“When you get a great deal, let me know.”


The most popular quote of 2020.  A lot of people have been telling me, “When you get a great deal, let me know.” There are a few problems with that, as it can mean different things to different people. Are you an investor who’s looking for a great deal? Do you only want to live within a six-block radius of your family? A great deal to you can mean $1.5M, but for someone else who doesn’t mind walking 20 minutes to their family, a great deal can be $900K.

I always ask people and listen to what they’re specifically looking for. What have you seen in the past few months that caught your eye, or was there something that didn’t appeal you? When someone who has seen 20 homes in the past few weeks, but not one of them has caught their interest or they thought the homes were all overpriced and haven’t even given a lower offer, I know that they need more time to understand the market. It’s all about market educating. I love educating my clients to where the market’s at and what’s available. You can’t look at something that was sold six months ago. Many times when I hear, “My neighbor sold last summer,” that means it was in contract for three to four months and was on the market for an additional three – to four months. That could be one and a half to two- years ago, and now you’re dealing with a totally different market.

So everyone thinks a great deal is something else. At our office, we have a great system of sending all our listings out. I always encourage those who are starting the home buying process to add their parents and relatives to our database, so they can see for themselves where the market is at. Many people are now looking for their children. They themselves bought their house 25 years ago at an entirely different price range, and there was no online home shopping then. What you saw was what you got. In the past, you called a broker, she offered five houses, and you took one of them.

I always advise clients to include their family members at the start of the home buying process. Obviously, they don’t have to see every house. Nowadays, there are many options available, such as virtual tours, videos, and links of what you’re looking for. That way everyone is on same page pricewise. I had a scenario this past year where there was a home that was a great deal. Five people saw it and one lucky buyer took it. One of the buyers who came knew that it was a great deal, but unfortunately, one of the family members only came to see this last house, they didn’t see the other houses. When he brought his parents, they felt it was too small and tried to lower the price. At the end of day someone else took it. I don’t like pushing clients.  If you like a home, I’ll work with you and assist with your needs or hesitations, but I’ll never push you. It’s your home and your decision.

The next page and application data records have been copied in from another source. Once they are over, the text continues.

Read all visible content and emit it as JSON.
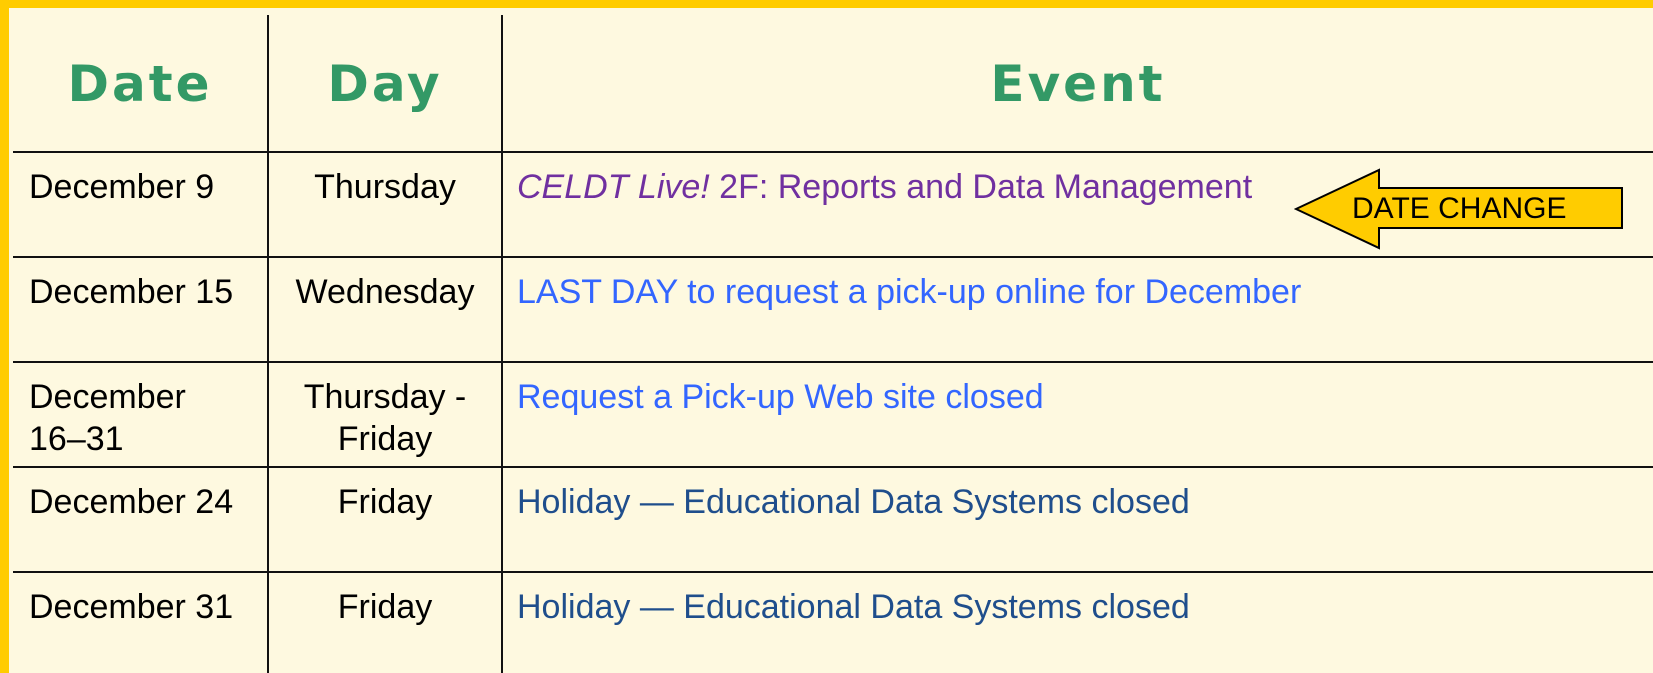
{
  "headers": {
    "date": "Date",
    "day": "Day",
    "event": "Event"
  },
  "rows": [
    {
      "date": "December 9",
      "day": "Thursday",
      "event_italic": "CELDT Live!",
      "event_rest": " 2F: Reports and Data Management"
    },
    {
      "date": "December 15",
      "day": "Wednesday",
      "event": "LAST DAY to request a pick-up online for December"
    },
    {
      "date_line1": "December",
      "date_line2": "16–31",
      "day_line1": "Thursday -",
      "day_line2": "Friday",
      "event": "Request a Pick-up Web site closed"
    },
    {
      "date": "December 24",
      "day": "Friday",
      "event": "Holiday — Educational Data Systems closed"
    },
    {
      "date": "December 31",
      "day": "Friday",
      "event": "Holiday — Educational Data Systems closed"
    }
  ],
  "callout": {
    "label": "DATE CHANGE"
  },
  "colors": {
    "background": "#fef9e0",
    "border_accent": "#ffcc00",
    "header_text": "#339966",
    "event_purple": "#7030a0",
    "event_blue": "#3366ff",
    "event_navy": "#1f4e8c",
    "arrow_fill": "#ffcc00"
  }
}
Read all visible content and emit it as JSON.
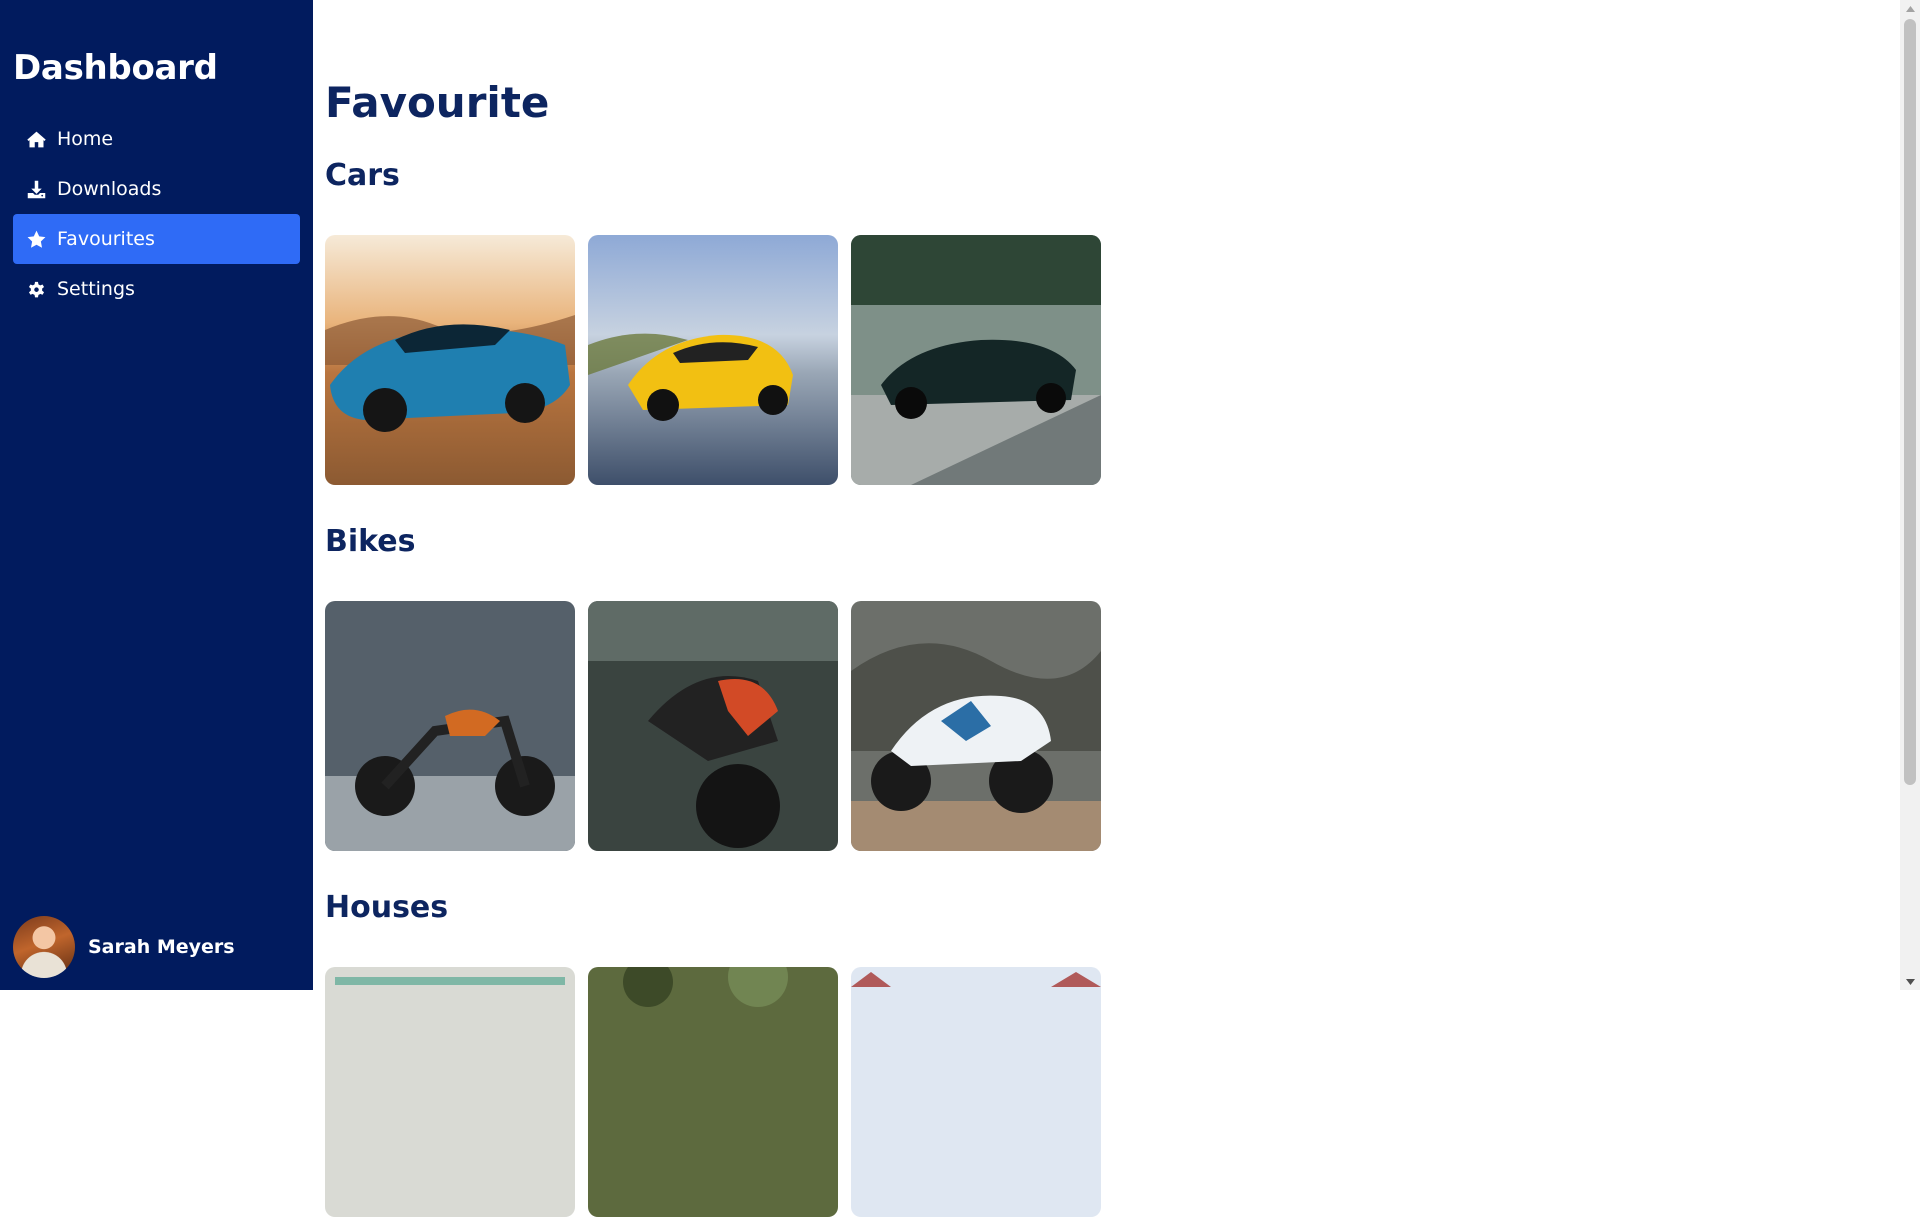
{
  "sidebar": {
    "title": "Dashboard",
    "items": [
      {
        "label": "Home",
        "icon": "home-icon",
        "active": false
      },
      {
        "label": "Downloads",
        "icon": "download-icon",
        "active": false
      },
      {
        "label": "Favourites",
        "icon": "star-icon",
        "active": true
      },
      {
        "label": "Settings",
        "icon": "gear-icon",
        "active": false
      }
    ],
    "profile": {
      "name": "Sarah Meyers",
      "avatar_icon": "avatar"
    }
  },
  "main": {
    "title": "Favourite",
    "sections": [
      {
        "title": "Cars",
        "images": [
          "blue sports car in desert",
          "yellow sports car on road",
          "dark green supercar in parking lot"
        ]
      },
      {
        "title": "Bikes",
        "images": [
          "black and orange electric motorcycle by wall",
          "red motorcycle on street",
          "white and blue sport bike on mountain road"
        ]
      },
      {
        "title": "Houses",
        "images": [
          "house",
          "house",
          "house"
        ]
      }
    ]
  },
  "colors": {
    "sidebar_bg": "#011b5e",
    "active_item": "#2f6bf6",
    "heading": "#0d2560",
    "page_bg": "#ffffff"
  }
}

Next time before you ask your agent if they have any good deals, try to be specific and be in the know.  Show up at open houses (obviously not that many right now), touch base, and give feedback. Sometimes, I don’t hear back from a client.  If you communicate exactly what your needs are, we can work together and I can offer the home that is best suited for you.


Corona & Closings?


Before COVID-19 most homes that were priced in the $1M range (anywhere from $700-800K up to $1.1- $1.2M), even if priced relatively well took a minimum of four to six months to go into contract. Now, due to historically low interest rates, if homes are priced well, the whole process can take about four to six weeks. There are plenty of buyers on the market, although we have definitely seen a surge of people moving out of Brooklyn, there are those that are staying and are actively looking.  Many are taking advantage of the low interest rates and homes are getting multiple offers. It is ultimately up to the seller.